The city of Dardanelle, Arkansas, has everything to be conservative. Alcohol is not available over-the-counter. In addition, it is the hometown of one of the senators with the most severe immigration ideas. And yet, in this dark red republican state, we are more open to immigrants than politicians suggest.
They are about 5000 residents in this small town. Just over one-third are Spanish speakers, maybe half, and their numbers seem to be growing.
Take a stroll through the city and you’ll quickly find traces of their presence, as is the case everywhere in the United States.
There is the old grocery store converted into a tacos factory, the Mexican restaurant and this chicken processing plant. The work is very difficult; the employees are mostly Spanish-speaking.
How many Spanish speakers are here illegally, how many live “in the shadows?” Officially we do not know.
And Dardanelle does not really seem to want to know it.
“I do not know how many of our small businesses we would lose,” says Stacey Daughtrey, the head of the local Chamber of Commerce. “If the Latinos went away, we’d be screwed.”
This energetic little woman voted for Donald Trump, but does not want to see the Latin Americans expelled from his city, not even the illegal ones. A surprising point of view in one of the most conservative areas of the country.
Yet she is not the only one to adopt more moderate positions than those who claim to represent her.
“Politicians who do not understand this, they have never been to a small city that depends on immigration,” concludes Stacey Daughtrey.
Seated in a restaurant, three white conservatives who supported Donald Trump do not hesitate to express their opinions.
Immigration? “If they’re here legally, it’s a good deal,” says Jeff Holt, the group’s most conservative. He especially wants to “prevent criminals and thugs from entering”.
And the stowaways who are already here? The Dreamers , young people illegally taken to the United States by their parents when they were minors, can stay, say the three Republicans.
According to a recent poll, it seems that Glenn Bright, Bill Sparks and Jeff Holt are not the only Americans who believe Dreamers should be allowed to stay in the United States.
Dreamers, there are several in Dardanelle.
One of them works for a republican, a man who does not want to testify. He promised to help his employee if he was expelled from the country. Other stowaways may also stay. As long as they do not have a criminal record.
“It seems pretty difficult to expel 10 or 12 million people,” says Bill Sparks, head of the local republican association.
Opinions that do not match the signals sent by Donald Trump, who speaks very harshly of illegals and supports a bill that would reduce legal immigration by half.
Besides, do not forget that a majority of Americans do not want this famous wall on the Mexican border which he speaks so often.
“No, I do not see a kind of Great Wall of China,” says Glenn Bright at the restaurant. But we need a better system [to better filter those who want to enter]. ”

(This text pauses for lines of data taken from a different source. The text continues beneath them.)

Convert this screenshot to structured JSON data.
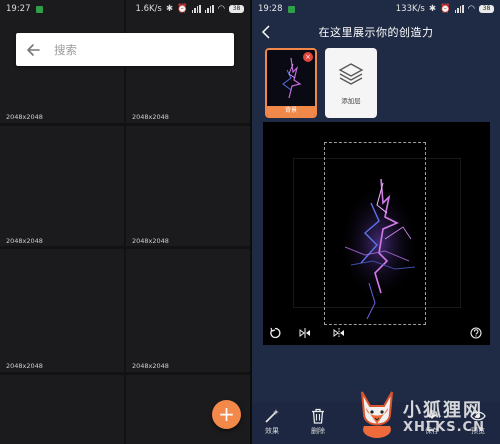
{
  "left": {
    "status": {
      "time": "19:27",
      "speed": "1.6K/s",
      "battery": "38"
    },
    "search": {
      "placeholder": "搜索"
    },
    "cells": [
      "2048x2048",
      "2048x2048",
      "2048x2048",
      "2048x2048",
      "2048x2048",
      "2048x2048"
    ],
    "fab_label": "+"
  },
  "right": {
    "status": {
      "time": "19:28",
      "speed": "133K/s",
      "battery": "38"
    },
    "title": "在这里展示你的创造力",
    "layers": {
      "background_label": "背景",
      "add_label": "添加层",
      "delete_symbol": "×"
    },
    "toolbar": {
      "effects_label": "效果",
      "delete_label": "删除",
      "save_label": "保存",
      "preview_label": "预览"
    }
  },
  "watermark": {
    "line1": "小狐狸网",
    "line2": "XHLKS.CN"
  },
  "colors": {
    "accent": "#f2884a",
    "left_bg": "#1b1b1d",
    "right_bg": "#1f2a45",
    "delete_red": "#e2453b"
  }
}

This is where the ideas of the Republicans of Dardanelle and the President meet; their desire to prevent an immigrant from sponsoring members of the extended family.
What explains this gap between the will of the electorate and the measures supported by the elected Republicans? “Too often, it’s all or nothing. There is no compromise, “says Bill Sparks speaking of the positions of elected officials.
Justice of the peace, he denounces the inflexible positions on both sides and hopes for a compromise on the thorny issue of immigration.
Helen Lewis is a seasoned journalist with nearly 15 years experience. While studying journalism at the University of Alabama, Helen found a passion for finding engaging stories. As a contributor to Alabama Post Gazette, Helen mostly covers human interest pieces.